### [WHAT YOU SHOULD DO]
Print all entries below exactly, without images.

Excerpts from an interface dataset
★ ★ ★ ★ ★ ★ ★
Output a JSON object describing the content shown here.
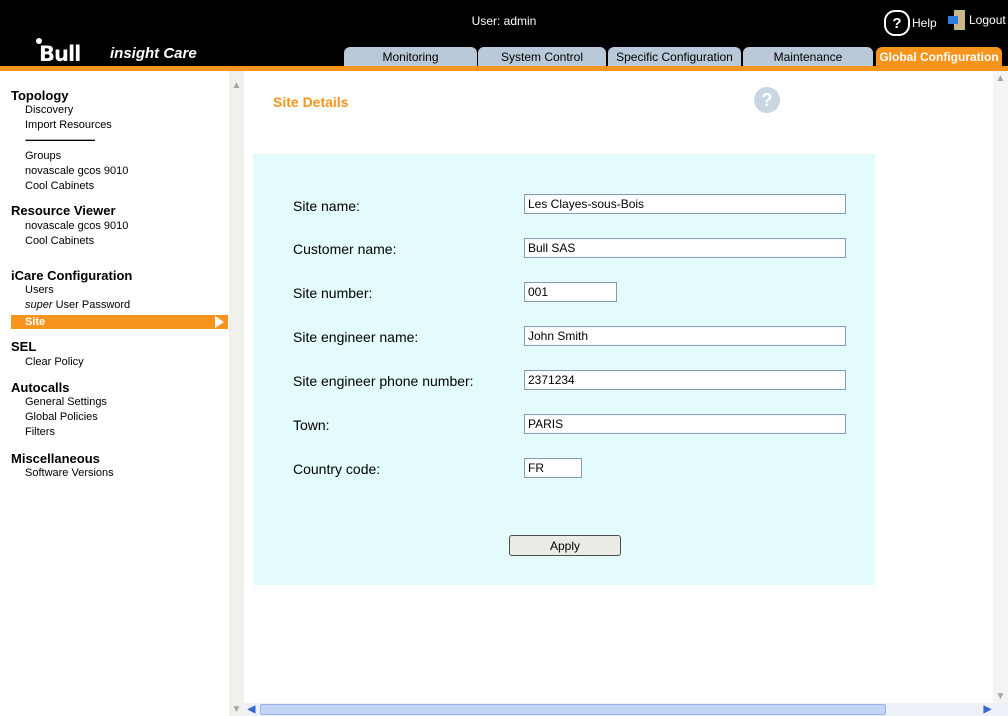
{
  "header": {
    "logo_text": "Bull",
    "product_name": "insight Care",
    "user_label": "User: admin",
    "help_label": "Help",
    "logout_label": "Logout"
  },
  "tabs": [
    {
      "label": "Monitoring",
      "active": false
    },
    {
      "label": "System Control",
      "active": false
    },
    {
      "label": "Specific Configuration",
      "active": false
    },
    {
      "label": "Maintenance",
      "active": false
    },
    {
      "label": "Global Configuration",
      "active": true
    }
  ],
  "nav": {
    "topology": {
      "title": "Topology",
      "items": [
        "Discovery",
        "Import Resources"
      ],
      "separator": "--------------------------",
      "items2": [
        "Groups",
        "novascale gcos 9010",
        "Cool Cabinets"
      ]
    },
    "resource_viewer": {
      "title": "Resource Viewer",
      "items": [
        "novascale gcos 9010",
        "Cool Cabinets"
      ]
    },
    "icare_configuration": {
      "title": "iCare Configuration",
      "items": [
        "Users",
        "User Password",
        "Site"
      ],
      "super_prefix": "super"
    },
    "sel": {
      "title": "SEL",
      "items": [
        "Clear Policy"
      ]
    },
    "autocalls": {
      "title": "Autocalls",
      "items": [
        "General Settings",
        "Global Policies",
        "Filters"
      ]
    },
    "miscellaneous": {
      "title": "Miscellaneous",
      "items": [
        "Software Versions"
      ]
    }
  },
  "main": {
    "title": "Site Details",
    "fields": {
      "site_name": {
        "label": "Site name:",
        "value": "Les Clayes-sous-Bois"
      },
      "customer_name": {
        "label": "Customer name:",
        "value": "Bull SAS"
      },
      "site_number": {
        "label": "Site number:",
        "value": "001"
      },
      "site_engineer_name": {
        "label": "Site engineer name:",
        "value": "John Smith"
      },
      "site_engineer_phone": {
        "label": "Site engineer phone number:",
        "value": "2371234"
      },
      "town": {
        "label": "Town:",
        "value": "PARIS"
      },
      "country_code": {
        "label": "Country code:",
        "value": "FR"
      }
    },
    "apply_label": "Apply"
  },
  "colors": {
    "accent": "#f7941d",
    "tab": "#b9c9d9",
    "panel": "#e3fbfb",
    "header": "#000000"
  }
}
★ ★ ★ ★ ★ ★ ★
### [THE ANSWER]
Output a JSON object describing the content shown here.
{
  "header": {
    "logo_text": "Bull",
    "product_name": "insight Care",
    "user_label": "User: admin",
    "help_label": "Help",
    "logout_label": "Logout"
  },
  "tabs": [
    {
      "label": "Monitoring",
      "active": false
    },
    {
      "label": "System Control",
      "active": false
    },
    {
      "label": "Specific Configuration",
      "active": false
    },
    {
      "label": "Maintenance",
      "active": false
    },
    {
      "label": "Global Configuration",
      "active": true
    }
  ],
  "nav": {
    "topology": {
      "title": "Topology",
      "items": [
        "Discovery",
        "Import Resources"
      ],
      "separator": "--------------------------",
      "items2": [
        "Groups",
        "novascale gcos 9010",
        "Cool Cabinets"
      ]
    },
    "resource_viewer": {
      "title": "Resource Viewer",
      "items": [
        "novascale gcos 9010",
        "Cool Cabinets"
      ]
    },
    "icare_configuration": {
      "title": "iCare Configuration",
      "items": [
        "Users",
        "User Password",
        "Site"
      ],
      "super_prefix": "super"
    },
    "sel": {
      "title": "SEL",
      "items": [
        "Clear Policy"
      ]
    },
    "autocalls": {
      "title": "Autocalls",
      "items": [
        "General Settings",
        "Global Policies",
        "Filters"
      ]
    },
    "miscellaneous": {
      "title": "Miscellaneous",
      "items": [
        "Software Versions"
      ]
    }
  },
  "main": {
    "title": "Site Details",
    "fields": {
      "site_name": {
        "label": "Site name:",
        "value": "Les Clayes-sous-Bois"
      },
      "customer_name": {
        "label": "Customer name:",
        "value": "Bull SAS"
      },
      "site_number": {
        "label": "Site number:",
        "value": "001"
      },
      "site_engineer_name": {
        "label": "Site engineer name:",
        "value": "John Smith"
      },
      "site_engineer_phone": {
        "label": "Site engineer phone number:",
        "value": "2371234"
      },
      "town": {
        "label": "Town:",
        "value": "PARIS"
      },
      "country_code": {
        "label": "Country code:",
        "value": "FR"
      }
    },
    "apply_label": "Apply"
  },
  "colors": {
    "accent": "#f7941d",
    "tab": "#b9c9d9",
    "panel": "#e3fbfb",
    "header": "#000000"
  }
}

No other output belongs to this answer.